He noted that many African countries, including Nigeria were facing the threat of a shrinking democratic space and the imposition of the authoritarian culture.
He, however, regretted that the law and the electoral processes which ought to bow to the will of the people have now become both monetized and politicized.
Citing the case before the Supreme Court’s over the rift between the National Assembly and the Presidency regarding sections 12(4) and 84(4) of the Electoral Act 2022 (as amended), Seteolu said that the judiciary must avoid the politics of the matter so that the appropriate interpretation of the law would succumb to the will of the electorate.
He said, “In any democracy, the rule of the game is documented in the Electoral Act of Law what happens if the Electoral Act itself becomes the instrument of de-democratization?

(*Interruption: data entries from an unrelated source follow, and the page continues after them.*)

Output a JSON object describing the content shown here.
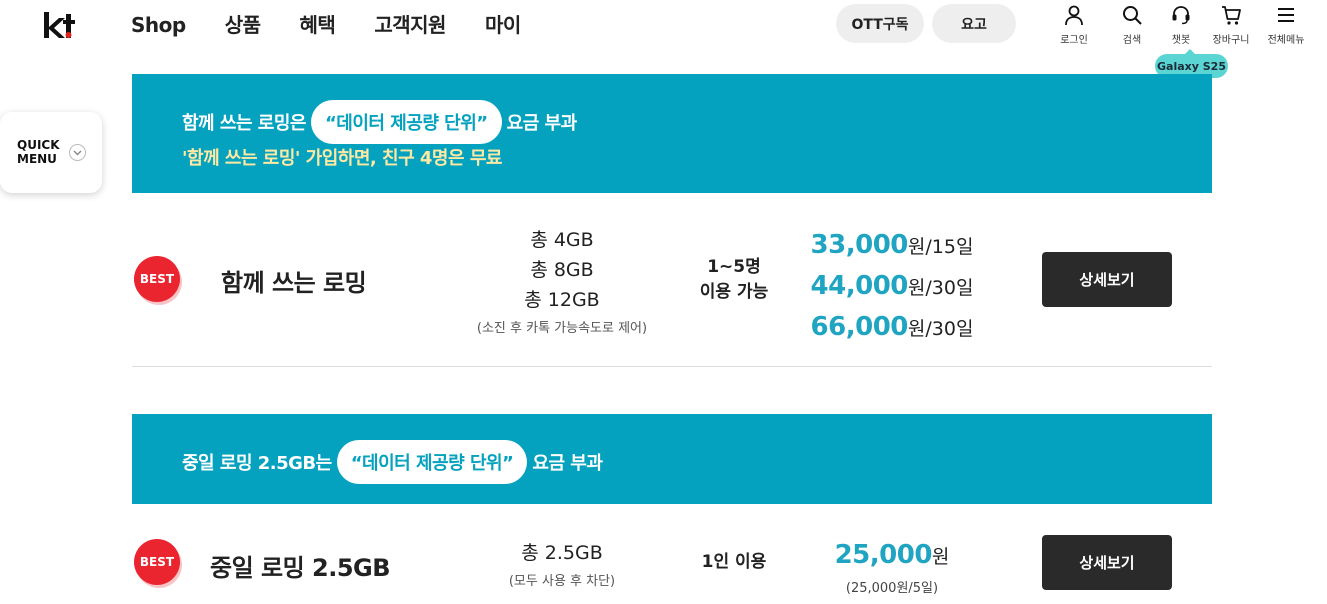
{
  "header": {
    "logo_text": "kt",
    "nav": [
      "Shop",
      "상품",
      "혜택",
      "고객지원",
      "마이"
    ],
    "ott_label": "OTT구독",
    "yogo_label": "요고",
    "utils": [
      {
        "label": "로그인",
        "icon": "person-icon"
      },
      {
        "label": "검색",
        "icon": "search-icon"
      },
      {
        "label": "챗봇",
        "icon": "headset-icon"
      },
      {
        "label": "장바구니",
        "icon": "cart-icon"
      },
      {
        "label": "전체메뉴",
        "icon": "menu-icon"
      }
    ],
    "tooltip": "Galaxy S25"
  },
  "quick_menu": {
    "label": "QUICK\nMENU",
    "icon": "chevron-down-icon"
  },
  "banner1": {
    "line1_before": "함께 쓰는 로밍은",
    "line1_chip": "“데이터 제공량 단위”",
    "line1_after": "요금 부과",
    "line2": "'함께 쓰는 로밍' 가입하면, 친구 4명은 무료"
  },
  "plan1": {
    "badge": "BEST",
    "name": "함께 쓰는 로밍",
    "data": [
      "총 4GB",
      "총 8GB",
      "총 12GB"
    ],
    "data_note": "(소진 후 카톡 가능속도로 제어)",
    "users_line1": "1~5명",
    "users_line2": "이용 가능",
    "prices": [
      {
        "amount": "33,000",
        "unit": "원/15일"
      },
      {
        "amount": "44,000",
        "unit": "원/30일"
      },
      {
        "amount": "66,000",
        "unit": "원/30일"
      }
    ],
    "button": "상세보기"
  },
  "banner2": {
    "line1_before": "중일 로밍 2.5GB는",
    "line1_chip": "“데이터 제공량 단위”",
    "line1_after": "요금 부과"
  },
  "plan2": {
    "badge": "BEST",
    "name": "중일 로밍 2.5GB",
    "data": [
      "총 2.5GB"
    ],
    "data_note": "(모두 사용 후 차단)",
    "users_line1": "1인 이용",
    "price_amount": "25,000",
    "price_unit": "원",
    "price_note": "(25,000원/5일)",
    "button": "상세보기"
  },
  "colors": {
    "banner": "#04a2be",
    "price": "#1fa5c2",
    "best_badge": "#ea2530",
    "tooltip": "#5ad5d3",
    "button": "#2a2a2a"
  }
}
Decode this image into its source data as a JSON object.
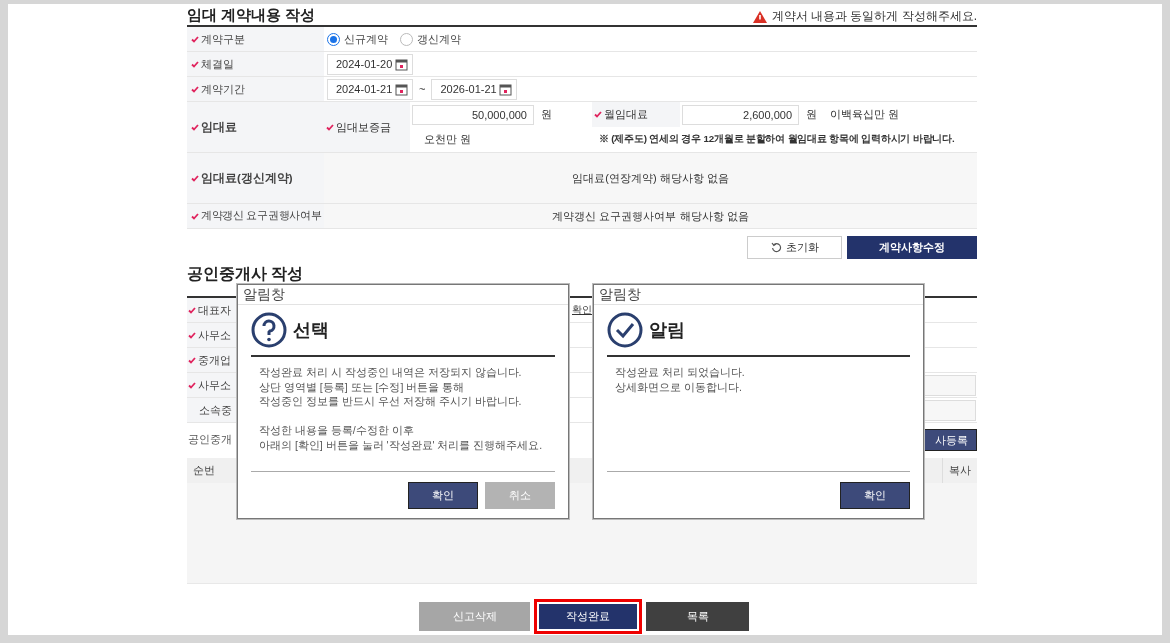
{
  "lease_section": {
    "title": "임대 계약내용 작성",
    "warning": "계약서 내용과 동일하게 작성해주세요.",
    "contract_type": {
      "label": "계약구분",
      "required": true,
      "options": [
        {
          "label": "신규계약",
          "selected": true
        },
        {
          "label": "갱신계약",
          "selected": false
        }
      ]
    },
    "signing_date": {
      "label": "체결일",
      "required": true,
      "value": "2024-01-20"
    },
    "period": {
      "label": "계약기간",
      "required": true,
      "start": "2024-01-21",
      "separator": "~",
      "end": "2026-01-21"
    },
    "rent": {
      "label": "임대료",
      "required": true,
      "deposit": {
        "label": "임대보증금",
        "required": true,
        "value": "50,000,000",
        "unit": "원",
        "in_words": "오천만 원"
      },
      "monthly": {
        "label": "월임대료",
        "required": true,
        "value": "2,600,000",
        "unit": "원",
        "in_words": "이백육십만 원"
      },
      "note": "※ (제주도) 연세의 경우 12개월로 분할하여 월임대료 항목에 입력하시기 바랍니다."
    },
    "renewal_rent": {
      "label": "임대료(갱신계약)",
      "required": true,
      "value": "임대료(연장계약) 해당사항 없음"
    },
    "renewal_right": {
      "label": "계약갱신 요구권행사여부",
      "required": true,
      "value": "계약갱신 요구권행사여부 해당사항 없음"
    },
    "buttons": [
      {
        "label": "초기화",
        "kind": "reset"
      },
      {
        "label": "계약사항수정",
        "kind": "primary"
      }
    ]
  },
  "agent_section": {
    "title": "공인중개사 작성",
    "rows": [
      {
        "label": "대표자",
        "required": true,
        "link": "확인"
      },
      {
        "label": "사무소",
        "required": true
      },
      {
        "label": "중개업",
        "required": true
      },
      {
        "label": "사무소",
        "required": true,
        "field": true
      },
      {
        "label": "소속중",
        "required": false,
        "field": true
      }
    ],
    "list_label": "공인중개",
    "register_button": "사등록",
    "columns": [
      "순번",
      "복사"
    ]
  },
  "dialogs": [
    {
      "title": "알림창",
      "kind": "question",
      "heading": "선택",
      "paragraphs": [
        [
          "작성완료 처리 시 작성중인 내역은 저장되지 않습니다.",
          "상단 영역별 [등록] 또는 [수정] 버튼을 통해",
          "작성중인 정보를 반드시 우선 저장해 주시기 바랍니다."
        ],
        [
          "작성한 내용을 등록/수정한 이후",
          "아래의 [확인] 버튼을 눌러 '작성완료' 처리를 진행해주세요."
        ]
      ],
      "buttons": [
        {
          "label": "확인",
          "kind": "primary"
        },
        {
          "label": "취소",
          "kind": "secondary"
        }
      ]
    },
    {
      "title": "알림창",
      "kind": "check",
      "heading": "알림",
      "paragraphs": [
        [
          "작성완료 처리 되었습니다.",
          "상세화면으로 이동합니다."
        ]
      ],
      "buttons": [
        {
          "label": "확인",
          "kind": "primary"
        }
      ]
    }
  ],
  "footer_buttons": [
    {
      "label": "신고삭제",
      "kind": "delete",
      "highlighted": false
    },
    {
      "label": "작성완료",
      "kind": "complete",
      "highlighted": true
    },
    {
      "label": "목록",
      "kind": "list",
      "highlighted": false
    }
  ]
}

“The Electoral Act as amended has elicited rift between the parliament and Presidency, especially section 22 (4) and 84 (4). The court had been further drawn into the controversies on 12 (4). Hence the judgment of Umuahia High Court and its nullification by the Court of Appeal.
“The Supreme Court should, however, expedite hearing on this important issue and avoid its politics. The politicization of the court, especially in the Fourth Republic raises doubt on its Integrity. The challenge, therefore is to depoliticize the court and strengthen its capacity to mediate threats to democracy.”

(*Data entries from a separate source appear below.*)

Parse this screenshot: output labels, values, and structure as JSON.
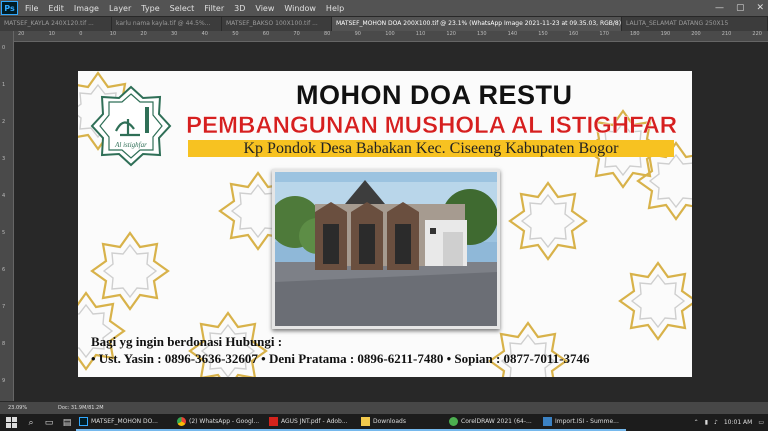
{
  "app": {
    "logo_text": "Ps"
  },
  "menu": [
    "File",
    "Edit",
    "Image",
    "Layer",
    "Type",
    "Select",
    "Filter",
    "3D",
    "View",
    "Window",
    "Help"
  ],
  "window_controls": [
    "—",
    "▢",
    "✕"
  ],
  "tabs": [
    {
      "label": "MATSEF_KAYLA 240X120.tif ...",
      "active": false
    },
    {
      "label": "karlu nama kayla.tif @ 44.5%...",
      "active": false
    },
    {
      "label": "MATSEF_BAKSO 100X100.tif ...",
      "active": false
    },
    {
      "label": "MATSEF_MOHON DOA 200X100.tif @ 23.1% (WhatsApp Image 2021-11-23 at 09.35.03, RGB/8)",
      "active": true
    },
    {
      "label": "LALITA_SELAMAT DATANG 250X15",
      "active": false
    }
  ],
  "ruler_top": [
    "20",
    "10",
    "0",
    "10",
    "20",
    "30",
    "40",
    "50",
    "60",
    "70",
    "80",
    "90",
    "100",
    "110",
    "120",
    "130",
    "140",
    "150",
    "160",
    "170",
    "180",
    "190",
    "200",
    "210",
    "220"
  ],
  "ruler_left": [
    "0",
    "1",
    "2",
    "3",
    "4",
    "5",
    "6",
    "7",
    "8",
    "9"
  ],
  "banner": {
    "title": "MOHON DOA RESTU",
    "subtitle": "PEMBANGUNAN MUSHOLA AL ISTIGHFAR",
    "address": "Kp Pondok Desa Babakan Kec. Ciseeng Kabupaten Bogor",
    "logo_caption": "Al istighfar",
    "donate_line": "Bagi yg ingin berdonasi Hubungi :",
    "contacts": "• Ust. Yasin : 0896-3636-32607 • Deni Pratama :  0896-6211-7480 • Sopian : 0877-7011-3746"
  },
  "status": {
    "zoom": "23.09%",
    "doc": "Doc: 31.9M/81.2M"
  },
  "taskbar": {
    "apps": [
      {
        "label": "MATSEF_MOHON DO...",
        "icon": "photoshop-icon"
      },
      {
        "label": "(2) WhatsApp - Googl...",
        "icon": "chrome-icon"
      },
      {
        "label": "AGUS JNT.pdf - Adob...",
        "icon": "acrobat-icon"
      },
      {
        "label": "Downloads",
        "icon": "folder-icon"
      },
      {
        "label": "CorelDRAW 2021 (64-...",
        "icon": "coreldraw-icon"
      },
      {
        "label": "Import.ISI - Summe...",
        "icon": "editor-icon"
      }
    ],
    "clock": "10:01 AM"
  }
}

On his part, the Executive Director, CHRICED, Dr. Ibrahim Zikirullahi, said the judiciary is key driver of democratic growth and development and that policymakers must come up with systems to ensure no one could purchase fraudulent judgments in the country.
Zikirullahi said, “Our judiciary has become so politicized. You could read in between most of the judgements that come out of the courts today that they are political decisions. Justice in Nigeria has become for the highest bidder.
“It is left for Nigerians to ensure that they hold the nation’s leaders to account and ensure that the right things are done by the judiciary and other appropriate authorities.”
Other dignitaries at the occasion including Ms. Tawa Momoh, wife of late Prof. Abubakar Momoh; the Director, Africa Office, MacArthur Foundation, Dr. Kole Shettima; and the Director-General, The Electoral Institute, Dr. Sa’ad Idris, said late Prof. Momoh exemplified and stood for the ideals of public good, passion for humanity, social justice and selflessness throughout his lifetime, worthy of emulation.